▶ **Exercise**:
Scan the entries for "JSON". Every line that holds it is to be copied.

▼

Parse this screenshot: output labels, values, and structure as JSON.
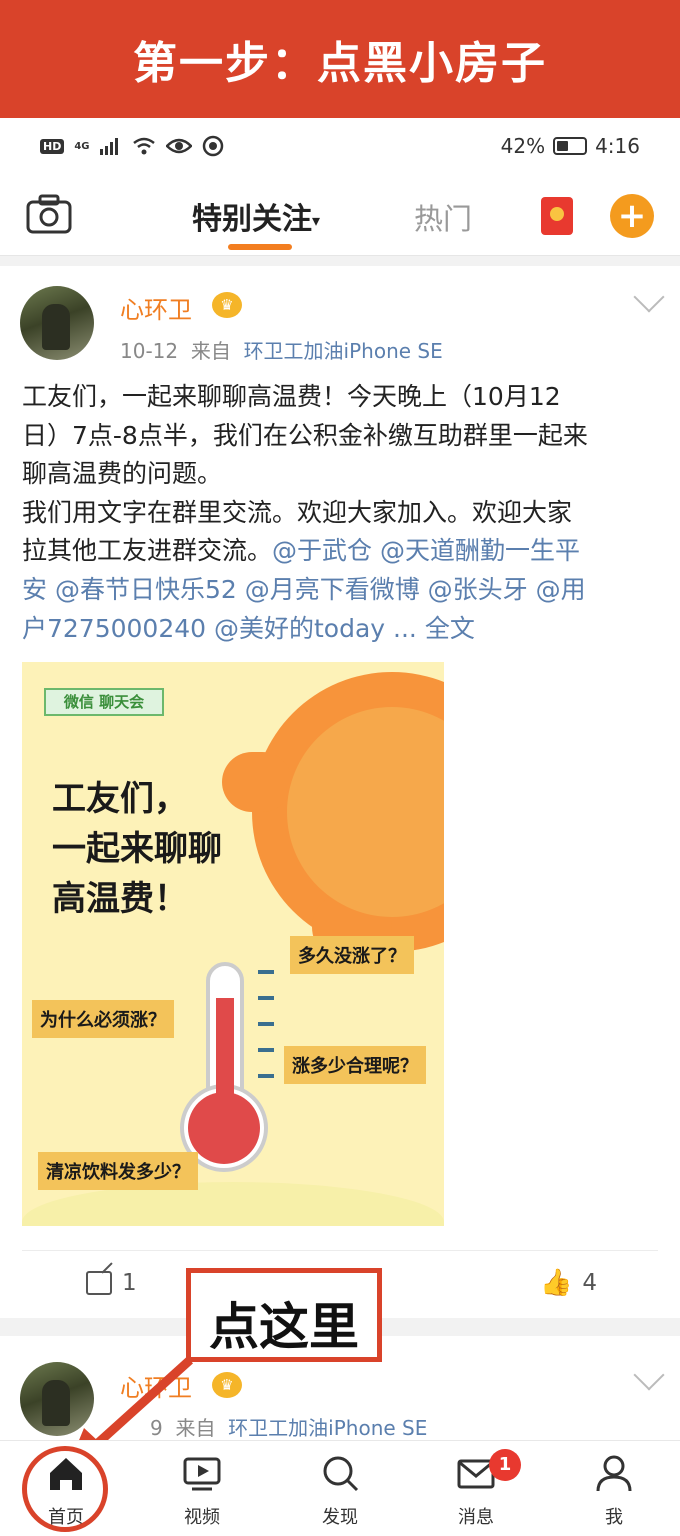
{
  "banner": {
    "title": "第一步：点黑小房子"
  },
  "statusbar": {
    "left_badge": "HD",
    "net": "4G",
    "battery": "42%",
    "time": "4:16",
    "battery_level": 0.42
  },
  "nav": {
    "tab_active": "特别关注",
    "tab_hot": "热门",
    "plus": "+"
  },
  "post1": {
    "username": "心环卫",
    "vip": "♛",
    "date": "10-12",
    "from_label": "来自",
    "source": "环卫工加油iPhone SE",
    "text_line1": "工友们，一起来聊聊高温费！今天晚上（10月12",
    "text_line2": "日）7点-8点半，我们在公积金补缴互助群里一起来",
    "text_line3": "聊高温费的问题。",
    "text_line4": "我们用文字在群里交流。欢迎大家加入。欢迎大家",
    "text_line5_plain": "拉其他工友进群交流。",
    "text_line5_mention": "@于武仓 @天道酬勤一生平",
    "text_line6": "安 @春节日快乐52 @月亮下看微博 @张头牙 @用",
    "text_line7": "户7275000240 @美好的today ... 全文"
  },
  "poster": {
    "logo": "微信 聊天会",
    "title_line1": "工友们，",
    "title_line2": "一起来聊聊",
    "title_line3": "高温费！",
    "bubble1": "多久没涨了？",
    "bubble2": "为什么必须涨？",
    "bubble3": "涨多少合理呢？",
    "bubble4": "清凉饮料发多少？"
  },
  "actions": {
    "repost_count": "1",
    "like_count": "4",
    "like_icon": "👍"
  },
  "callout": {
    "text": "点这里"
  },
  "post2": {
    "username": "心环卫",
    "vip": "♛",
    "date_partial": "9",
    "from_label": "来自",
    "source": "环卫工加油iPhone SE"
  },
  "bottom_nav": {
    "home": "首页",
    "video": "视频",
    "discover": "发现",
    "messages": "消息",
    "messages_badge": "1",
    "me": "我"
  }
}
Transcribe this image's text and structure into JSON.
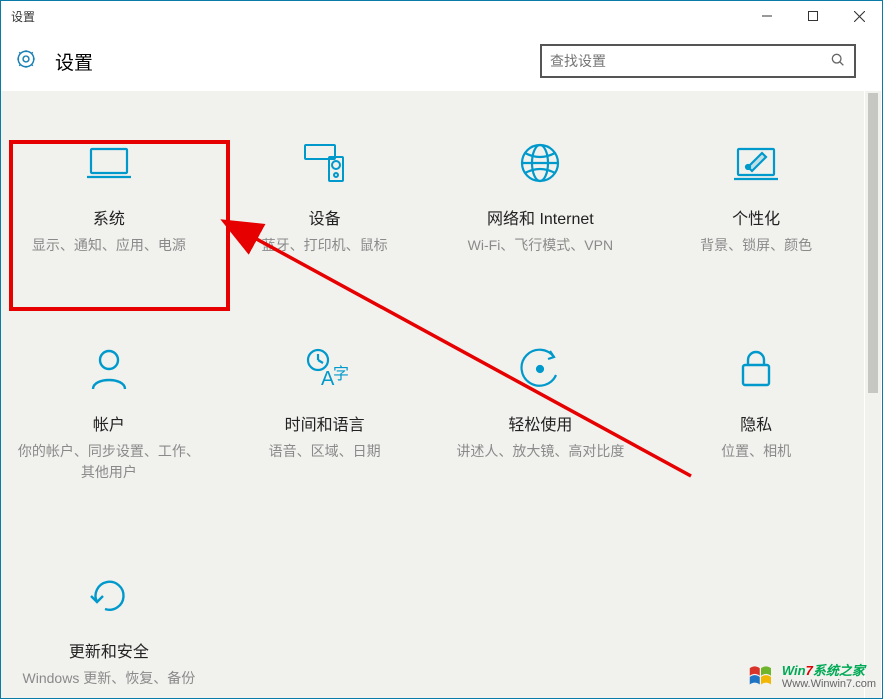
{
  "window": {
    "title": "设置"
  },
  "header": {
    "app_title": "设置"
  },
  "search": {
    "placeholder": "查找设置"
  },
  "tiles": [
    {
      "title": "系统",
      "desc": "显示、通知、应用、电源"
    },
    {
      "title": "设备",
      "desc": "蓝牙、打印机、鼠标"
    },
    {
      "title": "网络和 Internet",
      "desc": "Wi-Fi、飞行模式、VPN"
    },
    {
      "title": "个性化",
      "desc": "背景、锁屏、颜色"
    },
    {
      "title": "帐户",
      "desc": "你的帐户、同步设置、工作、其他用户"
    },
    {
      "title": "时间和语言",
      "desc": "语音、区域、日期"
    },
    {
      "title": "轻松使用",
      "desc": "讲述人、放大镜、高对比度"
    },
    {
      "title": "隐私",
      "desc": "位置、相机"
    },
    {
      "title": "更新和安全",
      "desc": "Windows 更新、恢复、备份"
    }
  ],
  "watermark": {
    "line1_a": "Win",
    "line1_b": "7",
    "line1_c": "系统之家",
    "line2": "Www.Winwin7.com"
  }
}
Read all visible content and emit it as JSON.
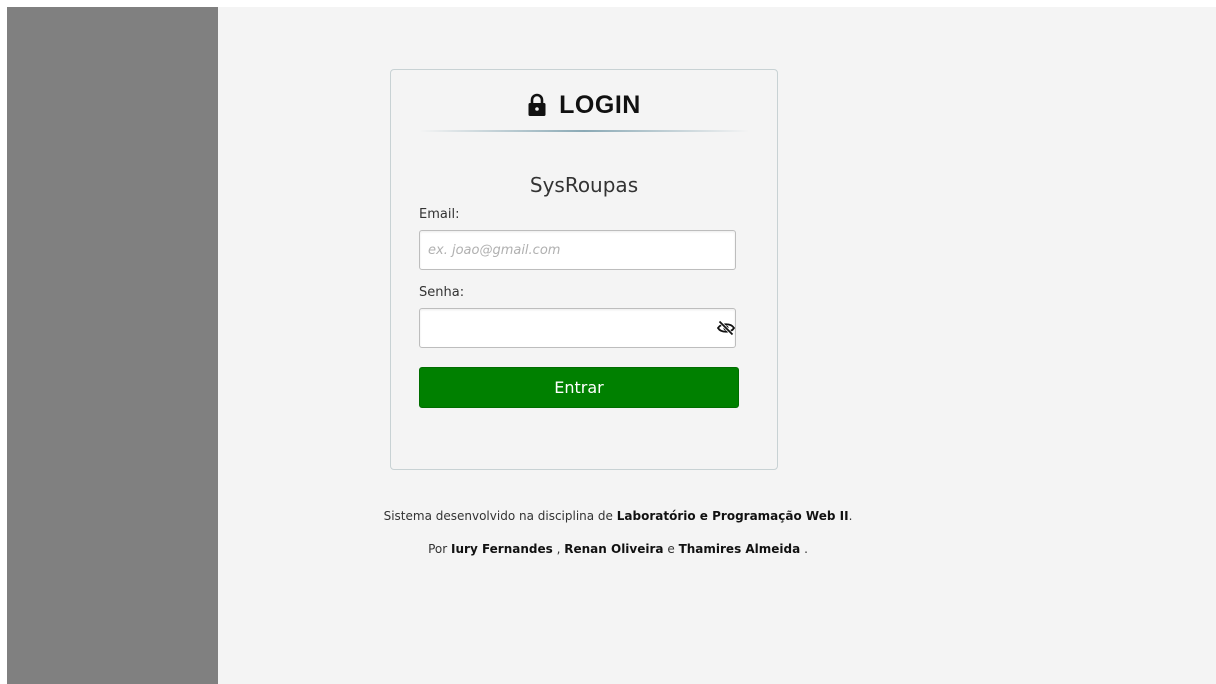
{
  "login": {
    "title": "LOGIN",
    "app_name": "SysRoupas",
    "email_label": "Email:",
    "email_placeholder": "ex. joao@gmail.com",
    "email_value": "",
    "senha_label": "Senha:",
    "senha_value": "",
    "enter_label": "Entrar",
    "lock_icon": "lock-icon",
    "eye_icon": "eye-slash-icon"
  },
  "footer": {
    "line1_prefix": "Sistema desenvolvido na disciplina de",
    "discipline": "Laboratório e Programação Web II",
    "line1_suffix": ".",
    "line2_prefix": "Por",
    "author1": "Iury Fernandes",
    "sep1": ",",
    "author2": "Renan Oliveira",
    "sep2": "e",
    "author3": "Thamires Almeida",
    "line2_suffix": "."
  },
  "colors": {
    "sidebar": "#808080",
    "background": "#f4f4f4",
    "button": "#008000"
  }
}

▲

▶ **Response area**:
Parse this screenshot: output labels, values, and structure as JSON.
Transcribe this image's text and structure into JSON.
Read all visible content and emit it as JSON.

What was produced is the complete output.